Your reply should be one number: how many lines of the material contain the word "this".
━━━━━ AVAILABLE DATA
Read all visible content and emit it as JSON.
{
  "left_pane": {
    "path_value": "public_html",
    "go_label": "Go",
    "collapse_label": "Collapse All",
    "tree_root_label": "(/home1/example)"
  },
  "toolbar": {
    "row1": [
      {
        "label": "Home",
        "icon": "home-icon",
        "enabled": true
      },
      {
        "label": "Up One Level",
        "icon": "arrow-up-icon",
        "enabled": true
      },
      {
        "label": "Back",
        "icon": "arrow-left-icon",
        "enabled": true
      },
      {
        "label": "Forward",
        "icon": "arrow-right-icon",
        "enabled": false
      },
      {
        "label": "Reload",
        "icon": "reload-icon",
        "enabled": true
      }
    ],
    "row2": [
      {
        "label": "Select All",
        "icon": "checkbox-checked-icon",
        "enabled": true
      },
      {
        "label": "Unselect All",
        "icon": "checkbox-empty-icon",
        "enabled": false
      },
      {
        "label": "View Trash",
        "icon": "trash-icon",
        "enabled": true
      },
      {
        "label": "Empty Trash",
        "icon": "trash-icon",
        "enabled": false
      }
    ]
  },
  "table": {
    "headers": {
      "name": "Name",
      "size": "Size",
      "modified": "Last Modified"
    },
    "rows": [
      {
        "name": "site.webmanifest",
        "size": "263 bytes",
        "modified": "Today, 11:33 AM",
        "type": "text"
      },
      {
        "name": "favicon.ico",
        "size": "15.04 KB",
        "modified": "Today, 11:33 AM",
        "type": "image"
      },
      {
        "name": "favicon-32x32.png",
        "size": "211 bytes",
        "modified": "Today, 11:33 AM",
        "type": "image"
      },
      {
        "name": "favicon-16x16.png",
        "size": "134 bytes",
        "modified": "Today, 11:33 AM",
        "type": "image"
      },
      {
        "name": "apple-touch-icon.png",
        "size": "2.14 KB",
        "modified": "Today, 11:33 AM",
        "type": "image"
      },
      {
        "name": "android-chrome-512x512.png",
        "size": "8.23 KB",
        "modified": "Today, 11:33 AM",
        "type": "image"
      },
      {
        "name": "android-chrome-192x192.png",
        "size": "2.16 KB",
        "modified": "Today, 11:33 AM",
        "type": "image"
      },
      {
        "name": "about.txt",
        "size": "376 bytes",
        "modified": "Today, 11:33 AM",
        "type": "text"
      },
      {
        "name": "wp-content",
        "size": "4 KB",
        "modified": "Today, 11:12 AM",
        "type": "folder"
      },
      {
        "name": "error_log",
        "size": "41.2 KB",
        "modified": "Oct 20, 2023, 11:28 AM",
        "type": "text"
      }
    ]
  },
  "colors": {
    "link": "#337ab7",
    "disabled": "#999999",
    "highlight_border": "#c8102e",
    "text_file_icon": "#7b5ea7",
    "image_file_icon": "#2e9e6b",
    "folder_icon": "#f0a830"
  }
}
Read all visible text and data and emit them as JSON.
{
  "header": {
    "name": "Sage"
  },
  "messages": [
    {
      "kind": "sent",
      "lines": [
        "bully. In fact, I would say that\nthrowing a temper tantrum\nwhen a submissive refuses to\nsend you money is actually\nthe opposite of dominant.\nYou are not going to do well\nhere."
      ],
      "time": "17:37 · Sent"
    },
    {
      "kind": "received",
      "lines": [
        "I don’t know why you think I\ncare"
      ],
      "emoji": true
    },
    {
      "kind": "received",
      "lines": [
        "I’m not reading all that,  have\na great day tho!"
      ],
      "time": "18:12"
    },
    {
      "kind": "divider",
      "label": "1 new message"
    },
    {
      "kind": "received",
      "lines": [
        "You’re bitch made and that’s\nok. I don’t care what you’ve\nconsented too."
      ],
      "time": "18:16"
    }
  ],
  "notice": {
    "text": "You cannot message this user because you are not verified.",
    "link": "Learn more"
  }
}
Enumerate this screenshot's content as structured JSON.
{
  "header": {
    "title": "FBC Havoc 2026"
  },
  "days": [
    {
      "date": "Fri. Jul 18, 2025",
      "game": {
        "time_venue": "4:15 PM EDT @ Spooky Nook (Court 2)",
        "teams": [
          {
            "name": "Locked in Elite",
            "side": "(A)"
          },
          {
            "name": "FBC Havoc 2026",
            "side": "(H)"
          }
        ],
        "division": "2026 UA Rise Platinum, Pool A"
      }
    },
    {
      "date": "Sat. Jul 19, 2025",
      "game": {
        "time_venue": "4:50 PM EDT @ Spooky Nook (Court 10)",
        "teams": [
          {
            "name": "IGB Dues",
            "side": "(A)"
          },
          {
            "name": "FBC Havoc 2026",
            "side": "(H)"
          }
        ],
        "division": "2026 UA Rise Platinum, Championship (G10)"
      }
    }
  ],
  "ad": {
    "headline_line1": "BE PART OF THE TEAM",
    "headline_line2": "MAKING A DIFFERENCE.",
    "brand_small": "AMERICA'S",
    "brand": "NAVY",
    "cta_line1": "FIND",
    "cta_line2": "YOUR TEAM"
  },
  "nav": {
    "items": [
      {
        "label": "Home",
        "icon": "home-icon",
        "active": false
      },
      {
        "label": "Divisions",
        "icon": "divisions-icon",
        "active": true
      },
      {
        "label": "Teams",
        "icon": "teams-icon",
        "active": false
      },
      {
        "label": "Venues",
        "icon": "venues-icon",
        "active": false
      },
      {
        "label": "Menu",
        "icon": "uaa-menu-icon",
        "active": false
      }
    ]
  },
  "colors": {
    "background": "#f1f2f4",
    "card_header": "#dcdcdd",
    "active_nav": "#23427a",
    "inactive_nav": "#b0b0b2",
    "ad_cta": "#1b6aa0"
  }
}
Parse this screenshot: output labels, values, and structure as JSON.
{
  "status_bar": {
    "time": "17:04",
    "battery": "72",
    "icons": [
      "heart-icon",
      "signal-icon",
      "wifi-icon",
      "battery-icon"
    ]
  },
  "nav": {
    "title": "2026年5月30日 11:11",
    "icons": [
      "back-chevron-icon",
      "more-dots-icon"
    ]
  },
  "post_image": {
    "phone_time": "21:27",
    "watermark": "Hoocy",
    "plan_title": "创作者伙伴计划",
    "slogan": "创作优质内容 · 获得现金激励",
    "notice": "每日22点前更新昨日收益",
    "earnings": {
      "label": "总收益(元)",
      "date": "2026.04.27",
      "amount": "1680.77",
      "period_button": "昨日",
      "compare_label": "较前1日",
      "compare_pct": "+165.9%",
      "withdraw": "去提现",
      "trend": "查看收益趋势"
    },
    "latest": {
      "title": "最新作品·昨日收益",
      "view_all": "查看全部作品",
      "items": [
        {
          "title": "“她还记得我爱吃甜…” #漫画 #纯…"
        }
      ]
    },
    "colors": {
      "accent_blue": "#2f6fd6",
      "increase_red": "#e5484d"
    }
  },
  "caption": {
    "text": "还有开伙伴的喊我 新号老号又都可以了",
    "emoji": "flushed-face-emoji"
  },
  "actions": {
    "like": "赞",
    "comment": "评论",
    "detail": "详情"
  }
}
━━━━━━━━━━
▶ _TASK OUTPUT_
3